Internal Medicine, Hayatabad Medical Complex, Chicago, USA

Muhammad Waleed

Internal Medicine, Khyber Teaching Hospital

Ethics Statement and Conflict of Interest Disclosures
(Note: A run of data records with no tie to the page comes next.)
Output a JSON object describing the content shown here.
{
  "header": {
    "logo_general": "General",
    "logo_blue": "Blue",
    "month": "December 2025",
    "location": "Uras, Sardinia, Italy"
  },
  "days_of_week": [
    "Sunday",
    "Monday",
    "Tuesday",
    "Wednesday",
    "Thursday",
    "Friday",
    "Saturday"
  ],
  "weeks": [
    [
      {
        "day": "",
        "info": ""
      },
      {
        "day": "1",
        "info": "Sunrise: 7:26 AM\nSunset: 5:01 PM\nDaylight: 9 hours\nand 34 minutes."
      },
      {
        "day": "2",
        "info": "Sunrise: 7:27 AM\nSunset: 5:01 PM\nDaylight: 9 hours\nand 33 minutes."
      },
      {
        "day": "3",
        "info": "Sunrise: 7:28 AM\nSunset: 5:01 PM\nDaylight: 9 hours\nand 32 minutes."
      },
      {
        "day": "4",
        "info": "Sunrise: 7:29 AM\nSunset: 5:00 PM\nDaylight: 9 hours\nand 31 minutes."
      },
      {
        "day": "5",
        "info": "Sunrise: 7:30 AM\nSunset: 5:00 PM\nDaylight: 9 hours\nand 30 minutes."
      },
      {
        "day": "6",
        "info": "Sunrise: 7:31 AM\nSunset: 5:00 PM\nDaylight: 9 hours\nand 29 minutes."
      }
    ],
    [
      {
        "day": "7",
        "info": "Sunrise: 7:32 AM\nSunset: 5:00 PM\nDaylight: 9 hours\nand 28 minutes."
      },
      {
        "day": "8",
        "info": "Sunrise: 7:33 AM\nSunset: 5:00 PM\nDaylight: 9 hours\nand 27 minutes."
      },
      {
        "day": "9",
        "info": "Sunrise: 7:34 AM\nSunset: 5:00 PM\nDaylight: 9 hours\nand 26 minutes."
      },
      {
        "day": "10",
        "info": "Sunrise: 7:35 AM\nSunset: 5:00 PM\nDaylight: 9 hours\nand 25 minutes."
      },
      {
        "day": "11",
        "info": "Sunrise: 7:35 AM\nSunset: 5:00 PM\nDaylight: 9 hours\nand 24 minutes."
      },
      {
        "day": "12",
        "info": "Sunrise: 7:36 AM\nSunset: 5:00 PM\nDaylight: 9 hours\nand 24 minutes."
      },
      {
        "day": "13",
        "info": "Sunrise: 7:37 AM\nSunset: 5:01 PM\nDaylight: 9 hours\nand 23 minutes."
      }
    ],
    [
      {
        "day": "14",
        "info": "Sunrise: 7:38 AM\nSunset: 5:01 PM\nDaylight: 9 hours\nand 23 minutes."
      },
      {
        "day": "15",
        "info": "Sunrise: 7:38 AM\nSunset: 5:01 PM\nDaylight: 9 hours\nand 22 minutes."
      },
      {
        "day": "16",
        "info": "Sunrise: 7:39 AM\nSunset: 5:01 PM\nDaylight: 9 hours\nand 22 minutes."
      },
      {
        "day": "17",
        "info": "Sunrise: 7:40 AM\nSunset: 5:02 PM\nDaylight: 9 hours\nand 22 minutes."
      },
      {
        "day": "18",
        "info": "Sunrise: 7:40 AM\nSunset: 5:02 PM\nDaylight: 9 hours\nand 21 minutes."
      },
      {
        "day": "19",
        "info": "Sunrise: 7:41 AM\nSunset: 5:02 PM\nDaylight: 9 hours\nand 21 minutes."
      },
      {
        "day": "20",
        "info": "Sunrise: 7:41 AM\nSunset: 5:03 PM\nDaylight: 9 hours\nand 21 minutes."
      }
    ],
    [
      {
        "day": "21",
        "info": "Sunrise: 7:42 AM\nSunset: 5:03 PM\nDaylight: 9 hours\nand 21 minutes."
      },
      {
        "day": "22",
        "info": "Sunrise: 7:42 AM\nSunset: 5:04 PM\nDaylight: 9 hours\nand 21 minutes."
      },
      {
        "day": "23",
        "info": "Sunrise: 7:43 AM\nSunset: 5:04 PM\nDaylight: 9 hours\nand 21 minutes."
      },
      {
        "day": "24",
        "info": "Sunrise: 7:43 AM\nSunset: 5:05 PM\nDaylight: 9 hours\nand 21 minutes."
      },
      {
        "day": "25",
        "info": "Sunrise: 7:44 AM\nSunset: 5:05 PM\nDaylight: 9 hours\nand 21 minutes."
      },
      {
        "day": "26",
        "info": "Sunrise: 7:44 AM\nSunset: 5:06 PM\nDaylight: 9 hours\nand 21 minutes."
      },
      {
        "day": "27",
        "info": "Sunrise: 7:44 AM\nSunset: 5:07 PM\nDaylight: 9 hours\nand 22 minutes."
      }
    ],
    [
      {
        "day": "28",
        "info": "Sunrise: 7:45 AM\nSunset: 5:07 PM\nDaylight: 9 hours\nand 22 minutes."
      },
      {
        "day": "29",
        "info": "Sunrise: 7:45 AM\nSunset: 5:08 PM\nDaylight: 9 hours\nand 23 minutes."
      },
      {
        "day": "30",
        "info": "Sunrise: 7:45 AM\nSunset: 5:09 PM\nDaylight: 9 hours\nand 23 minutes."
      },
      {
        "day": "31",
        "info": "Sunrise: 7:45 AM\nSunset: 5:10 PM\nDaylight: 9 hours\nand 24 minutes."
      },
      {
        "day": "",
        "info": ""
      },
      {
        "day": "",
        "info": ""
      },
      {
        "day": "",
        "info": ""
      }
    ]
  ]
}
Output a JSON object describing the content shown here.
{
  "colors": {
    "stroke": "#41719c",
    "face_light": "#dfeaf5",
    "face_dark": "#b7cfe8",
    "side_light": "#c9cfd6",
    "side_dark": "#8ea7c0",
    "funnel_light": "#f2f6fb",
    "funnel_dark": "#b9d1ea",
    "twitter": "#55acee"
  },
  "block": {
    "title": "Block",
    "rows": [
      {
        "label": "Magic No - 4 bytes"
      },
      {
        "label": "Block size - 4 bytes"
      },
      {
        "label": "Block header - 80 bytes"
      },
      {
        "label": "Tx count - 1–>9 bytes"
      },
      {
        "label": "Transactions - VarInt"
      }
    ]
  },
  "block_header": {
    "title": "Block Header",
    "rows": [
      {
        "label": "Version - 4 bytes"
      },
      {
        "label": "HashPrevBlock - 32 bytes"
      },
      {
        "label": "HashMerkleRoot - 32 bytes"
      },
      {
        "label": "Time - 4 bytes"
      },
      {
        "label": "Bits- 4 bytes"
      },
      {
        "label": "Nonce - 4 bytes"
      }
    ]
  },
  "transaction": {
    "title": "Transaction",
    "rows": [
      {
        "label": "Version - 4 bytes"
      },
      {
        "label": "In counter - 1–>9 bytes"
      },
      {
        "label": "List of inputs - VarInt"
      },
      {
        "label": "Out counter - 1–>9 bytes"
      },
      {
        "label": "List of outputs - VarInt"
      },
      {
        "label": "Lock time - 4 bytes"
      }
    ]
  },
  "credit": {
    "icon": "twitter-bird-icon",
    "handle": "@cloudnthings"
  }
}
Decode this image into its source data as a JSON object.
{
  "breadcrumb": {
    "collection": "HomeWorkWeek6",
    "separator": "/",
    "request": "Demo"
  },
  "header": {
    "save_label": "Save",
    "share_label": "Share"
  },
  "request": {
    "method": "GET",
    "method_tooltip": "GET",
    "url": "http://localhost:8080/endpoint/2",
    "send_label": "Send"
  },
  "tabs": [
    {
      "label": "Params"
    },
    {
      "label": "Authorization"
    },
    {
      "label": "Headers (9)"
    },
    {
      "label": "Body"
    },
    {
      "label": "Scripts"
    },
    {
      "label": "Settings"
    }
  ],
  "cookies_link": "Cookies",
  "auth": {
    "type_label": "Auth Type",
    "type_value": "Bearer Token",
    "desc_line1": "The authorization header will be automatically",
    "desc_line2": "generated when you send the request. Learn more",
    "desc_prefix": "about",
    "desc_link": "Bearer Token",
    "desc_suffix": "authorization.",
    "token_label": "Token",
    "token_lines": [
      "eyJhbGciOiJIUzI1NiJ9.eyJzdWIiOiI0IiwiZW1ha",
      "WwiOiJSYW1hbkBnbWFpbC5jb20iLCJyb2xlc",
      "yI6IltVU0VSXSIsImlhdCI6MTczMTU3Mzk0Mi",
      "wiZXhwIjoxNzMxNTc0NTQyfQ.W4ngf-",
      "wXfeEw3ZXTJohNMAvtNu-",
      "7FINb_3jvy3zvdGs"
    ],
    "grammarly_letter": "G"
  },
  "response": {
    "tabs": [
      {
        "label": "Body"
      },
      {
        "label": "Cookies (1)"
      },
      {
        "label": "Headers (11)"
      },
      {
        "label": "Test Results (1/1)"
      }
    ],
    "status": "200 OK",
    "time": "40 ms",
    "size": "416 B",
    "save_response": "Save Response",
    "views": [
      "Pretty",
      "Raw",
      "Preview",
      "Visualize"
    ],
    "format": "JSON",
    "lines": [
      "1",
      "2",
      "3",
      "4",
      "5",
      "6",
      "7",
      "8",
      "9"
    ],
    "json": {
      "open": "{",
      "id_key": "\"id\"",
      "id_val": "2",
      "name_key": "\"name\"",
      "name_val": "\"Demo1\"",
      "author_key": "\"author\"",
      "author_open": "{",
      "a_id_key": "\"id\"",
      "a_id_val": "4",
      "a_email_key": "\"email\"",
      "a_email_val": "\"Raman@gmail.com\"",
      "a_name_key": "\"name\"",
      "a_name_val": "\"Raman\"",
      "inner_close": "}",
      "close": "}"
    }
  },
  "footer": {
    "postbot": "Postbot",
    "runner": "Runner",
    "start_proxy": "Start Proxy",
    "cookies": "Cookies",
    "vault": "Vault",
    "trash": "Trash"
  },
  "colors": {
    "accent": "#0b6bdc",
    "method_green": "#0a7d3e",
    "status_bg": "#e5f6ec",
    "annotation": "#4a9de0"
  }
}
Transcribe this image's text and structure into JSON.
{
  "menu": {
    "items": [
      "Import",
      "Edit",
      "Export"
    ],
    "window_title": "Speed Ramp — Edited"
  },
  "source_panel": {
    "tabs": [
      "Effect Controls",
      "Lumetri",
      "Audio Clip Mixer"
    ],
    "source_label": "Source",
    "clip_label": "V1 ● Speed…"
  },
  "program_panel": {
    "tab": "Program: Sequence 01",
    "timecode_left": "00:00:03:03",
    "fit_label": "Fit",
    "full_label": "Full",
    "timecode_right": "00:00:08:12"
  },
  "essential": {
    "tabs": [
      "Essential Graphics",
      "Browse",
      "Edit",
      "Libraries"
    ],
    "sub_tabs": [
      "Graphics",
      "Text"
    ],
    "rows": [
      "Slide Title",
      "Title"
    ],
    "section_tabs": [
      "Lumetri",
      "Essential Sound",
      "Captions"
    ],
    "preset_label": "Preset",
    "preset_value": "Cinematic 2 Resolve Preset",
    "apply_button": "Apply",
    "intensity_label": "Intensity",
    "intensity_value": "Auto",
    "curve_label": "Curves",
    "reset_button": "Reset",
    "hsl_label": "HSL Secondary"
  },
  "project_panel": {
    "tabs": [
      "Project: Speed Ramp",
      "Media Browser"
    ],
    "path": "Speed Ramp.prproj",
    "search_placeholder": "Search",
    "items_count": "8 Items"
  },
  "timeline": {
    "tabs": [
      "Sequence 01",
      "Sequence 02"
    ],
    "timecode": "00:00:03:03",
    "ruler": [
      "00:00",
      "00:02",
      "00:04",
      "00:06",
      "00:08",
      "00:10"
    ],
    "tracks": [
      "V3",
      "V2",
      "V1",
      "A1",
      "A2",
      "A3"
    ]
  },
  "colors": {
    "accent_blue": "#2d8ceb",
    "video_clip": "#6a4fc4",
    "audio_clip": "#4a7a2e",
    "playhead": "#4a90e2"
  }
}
Human subjects: Consent was obtained by all participants in this study. Lady Reading Hospital Peshawar issued approval 11189. This is to certify that ethical approval has been granted to Salma Rahim, PhD scholar, Institute of Chemical Sciences, for the project entitled "Evaluation of serum proteins as diagnostic markers in angiographically assessed cardiac patients". Animal subjects: All authors have confirmed that this study did not involve animal subjects or tissue. Conflicts of interest: In compliance with the ICMJE uniform disclosure form, all authors declare the following: Payment/services info: All authors have declared that no financial support was received from any organization for the submitted work. Financial relationships: All authors have declared that they have no financial relationships at present or within the previous three years with any organizations that might have an interest in the submitted work. Other relationships: All authors have declared that there are no other relationships or activities that could appear to have influenced the submitted work.

Original article

Serum Apo A-1 and Its Role as a Biomarker of Coronary Artery Disease

Figures etc.


Scholary Impact Quotient™ (SIQ™) is our unique post-publication peer review rating process. Learn more here.